The director of McGill University’s Institute for the Study of Canada has resigned from his post after a magazine column he wrote about “social malaise” in Quebec came under heavy criticism, including from the province’s premier.
Announcing his resignation on social media, Andrew Potter, a former newspaper editor with a PhD in philosophy from the University of Toronto, cited “the ongoing negative reaction within the university community and the broader public to my column” as the reason. He has apologised for aspects of the column.
“This has been the dream job of a lifetime, but I have come to the conclusion that the credibility of the institute will be best served by my resignation,” Dr Potter wrote. He will continue in his position as an associate professor in the faculty of arts at McGill, one of Canada's leading universities.
News about Dr Potter's resignation immediately raised speculation about whether he was pushed out and concerns about academic freedom at McGill – concerns that the university's leader described as “unfounded”. The university was, however, quick to disassociate itself from Dr Potter's piece.
The Canadian news magazine Maclean’s, which published Potter's offending column, cited unnamed sources saying that “McGill endured such intense backlash over Potter’s Maclean’s piece that the university left him only two choices: resign or be fired”.
“If it is true that the McGill administration bowed to external pressure and forced Professor Potter to step down, then this would be one of the most serious violations of academic freedom in recent years,” David Robinson, the executive director of the Canadian Association of University Teachers, said. “Universities have an absolute obligation to protect and defend the academic freedom of their faculty from outside influences.”
In a public message, McGill's principal and vice-chancellor, Suzanne Fortier, said the board of the institute accepted Potter's resignation "regretfully”. She wrote that Potter's "resignation provoked unfounded rumours and concerns regarding academic freedom”, which she described as a "foundational principle" for the university.
"The mission of [the institute] is to promote a better understanding of Canada through the study of our heritage and to support the study of Canada across the country and internationally," Fortier wrote. "Professor Potter recognised that he had failed to uphold this mission and that the 'credibility of the institute would be best served by his resignation’."
Potter's controversial Maclean's column, which was published on 20 March, offers a dim view of Quebec's society as lacking in social cohesion. Potter takes as his starting point for the piece the stranding of hundreds of cars on a Montreal highway during a snowstorm last week and argues that the stranding "reveals the essential malaise eating away at the foundations of Quebec society”.
In making the case that, compared with the rest of Canada, "Quebec is an almost pathologically alienated and low-trust society, deficient in many of the most basic forms of social capital that other Canadians take for granted”, Potter cites statistics related to volunteerism rates, civic engagement and social isolation; discusses the scale of the province's underground, cash-only economy; and describes the lack of "proper" uniforms worn by protesting police officers and the "on strike" stickers plastered on Quebec's emergency response vehicles as having a corroding effect on public trust in institutions.
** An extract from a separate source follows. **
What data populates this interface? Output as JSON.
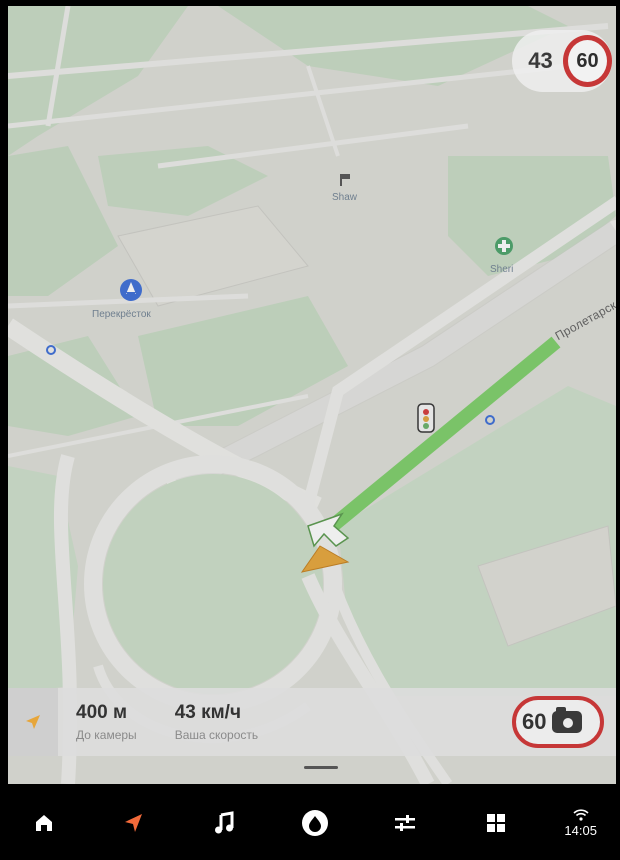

Potter has apologised for parts of the column, saying in his resignation statement that “I deeply regret many aspects” of it, including “its sloppy use of anecdotes, its tone and the way it comes across as deeply critical of the entire province”.
He previously issued an apology for what he described as “rhetorical flourishes that go beyond what is warranted by either the facts or my own beliefs”, according to the Montreal Gazette, which quoted from the earlier apology statement. Maclean's also issued two factual corrections.
This is an edited version of an article which originally appeared on Inside Higher Ed.